**Activity**
From the entries below, copy every line where the string "header" appears.

**Listed records**
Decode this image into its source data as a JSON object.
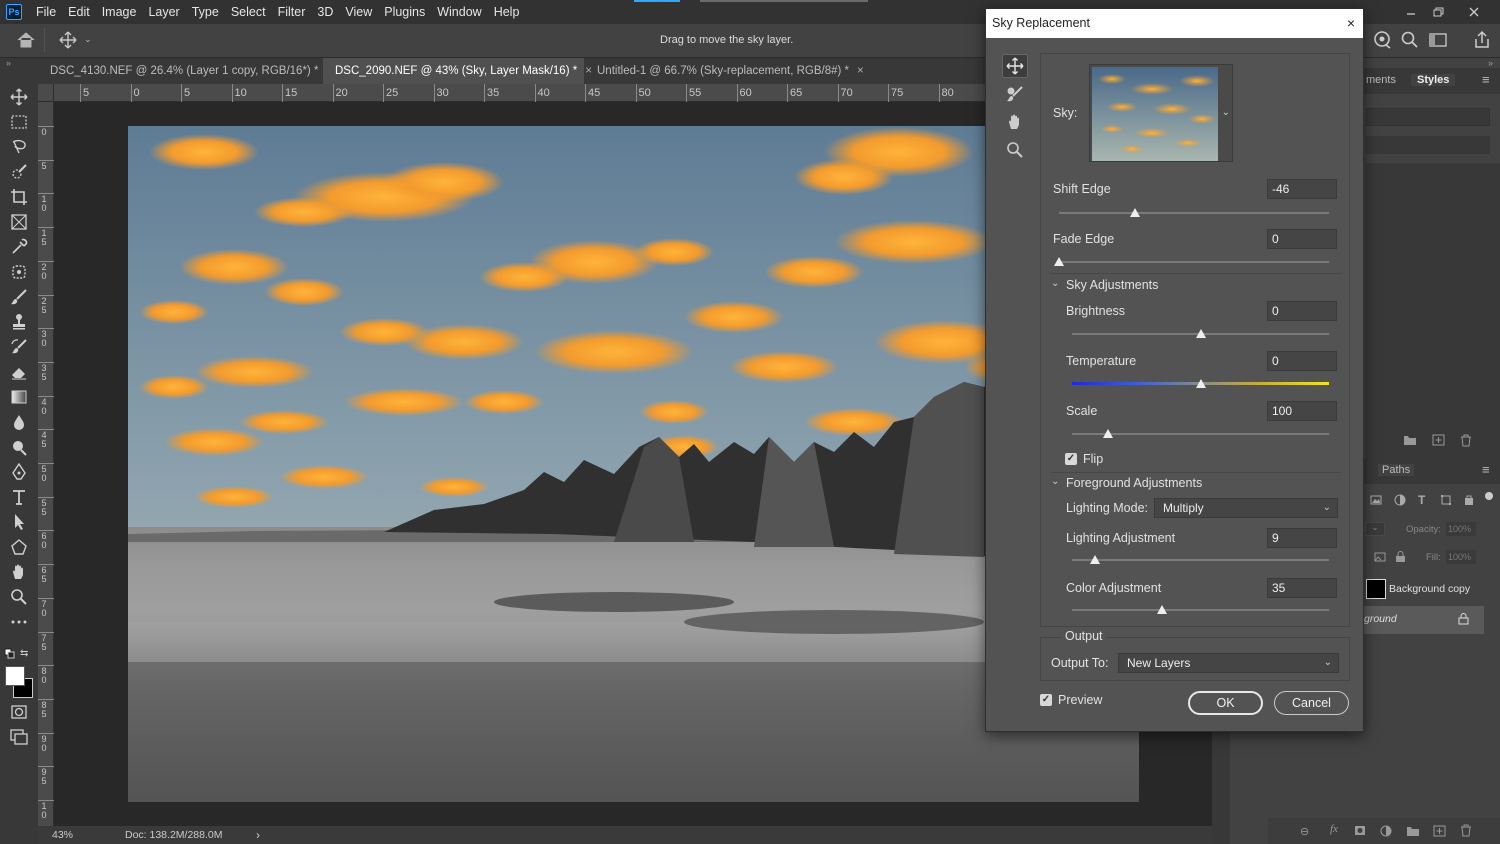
{
  "app": {
    "logo": "Ps"
  },
  "menu": [
    "File",
    "Edit",
    "Image",
    "Layer",
    "Type",
    "Select",
    "Filter",
    "3D",
    "View",
    "Plugins",
    "Window",
    "Help"
  ],
  "options_bar": {
    "hint": "Drag to move the sky layer."
  },
  "tabs": [
    {
      "label": "DSC_4130.NEF @ 26.4% (Layer 1 copy, RGB/16*) *",
      "active": false
    },
    {
      "label": "DSC_2090.NEF @ 43% (Sky, Layer Mask/16) *",
      "active": true
    },
    {
      "label": "Untitled-1 @ 66.7% (Sky-replacement, RGB/8#) *",
      "active": false
    }
  ],
  "ruler_top": [
    "5",
    "0",
    "5",
    "10",
    "15",
    "20",
    "25",
    "30",
    "35",
    "40",
    "45",
    "50",
    "55",
    "60",
    "65",
    "70",
    "75",
    "80"
  ],
  "ruler_left": [
    "0",
    "5",
    "10",
    "15",
    "20",
    "25",
    "30",
    "35",
    "40",
    "45",
    "50",
    "55",
    "60",
    "65",
    "70",
    "75",
    "80",
    "85",
    "90",
    "95",
    "10"
  ],
  "status": {
    "zoom": "43%",
    "doc": "Doc: 138.2M/288.0M",
    "arrow": "›"
  },
  "dialog": {
    "title": "Sky Replacement",
    "close": "×",
    "sky_label": "Sky:",
    "shift_edge": {
      "label": "Shift Edge",
      "value": "-46",
      "fraction": 0.28
    },
    "fade_edge": {
      "label": "Fade Edge",
      "value": "0",
      "fraction": 0.0
    },
    "sky_adjustments": {
      "header": "Sky Adjustments",
      "brightness": {
        "label": "Brightness",
        "value": "0",
        "fraction": 0.5
      },
      "temperature": {
        "label": "Temperature",
        "value": "0",
        "fraction": 0.5
      },
      "scale": {
        "label": "Scale",
        "value": "100",
        "fraction": 0.14
      },
      "flip": {
        "label": "Flip",
        "checked": true
      }
    },
    "foreground_adjustments": {
      "header": "Foreground Adjustments",
      "lighting_mode": {
        "label": "Lighting Mode:",
        "value": "Multiply"
      },
      "lighting_adjustment": {
        "label": "Lighting Adjustment",
        "value": "9",
        "fraction": 0.09
      },
      "color_adjustment": {
        "label": "Color Adjustment",
        "value": "35",
        "fraction": 0.35
      }
    },
    "output": {
      "header": "Output",
      "label": "Output To:",
      "value": "New Layers"
    },
    "preview": {
      "label": "Preview",
      "checked": true
    },
    "ok": "OK",
    "cancel": "Cancel"
  },
  "right_panel": {
    "tab_adjustments": "ments",
    "tab_styles": "Styles",
    "tab_paths": "Paths",
    "opacity_label": "Opacity:",
    "opacity_value": "100%",
    "fill_label": "Fill:",
    "fill_value": "100%",
    "layers": [
      {
        "name": "Background copy",
        "selected": false
      },
      {
        "name": "ground",
        "selected": true
      }
    ]
  },
  "colors": {
    "accent": "#31a8ff",
    "dialog_bg": "#535353",
    "ui_dark": "#323232"
  }
}
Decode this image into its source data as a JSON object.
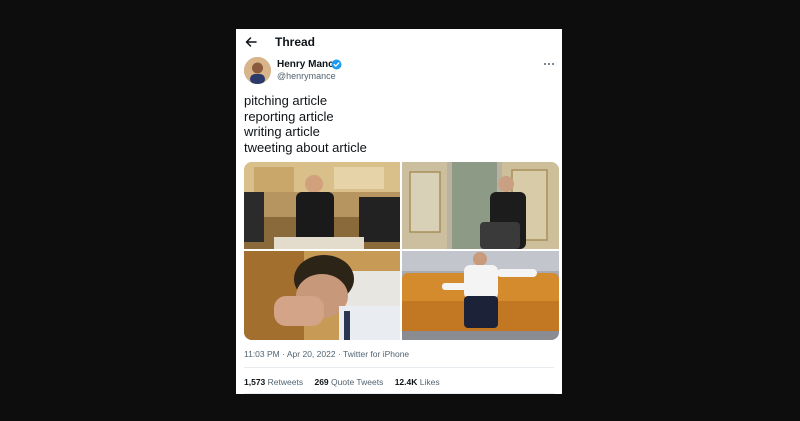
{
  "header": {
    "title": "Thread"
  },
  "tweet": {
    "author_name": "Henry Mance",
    "author_handle": "@henrymance",
    "lines": [
      "pitching article",
      "reporting article",
      "writing article",
      "tweeting about article"
    ],
    "time": "11:03 PM",
    "date": "Apr 20, 2022",
    "separator": "·",
    "source": "Twitter for iPhone"
  },
  "stats": {
    "retweets_count": "1,573",
    "retweets_label": "Retweets",
    "quotes_count": "269",
    "quotes_label": "Quote Tweets",
    "likes_count": "12.4K",
    "likes_label": "Likes"
  },
  "icons": {
    "back": "arrow-left-icon",
    "verified": "verified-badge-icon",
    "more": "more-horizontal-icon"
  },
  "colors": {
    "background": "#0d0d0d",
    "card": "#ffffff",
    "text": "#0f1419",
    "secondary": "#536471",
    "verified": "#1d9bf0"
  }
}
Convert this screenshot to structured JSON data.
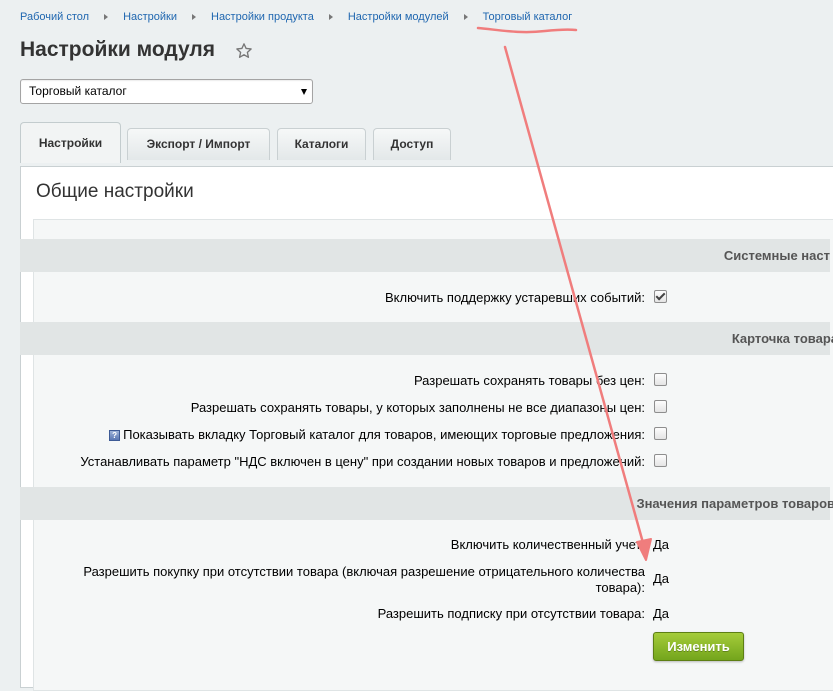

**Solution for this exercise**
      "header": "Sky Adjustments",
      "header": "Foreground Adjustments",
      "header": "Output",
  "header": {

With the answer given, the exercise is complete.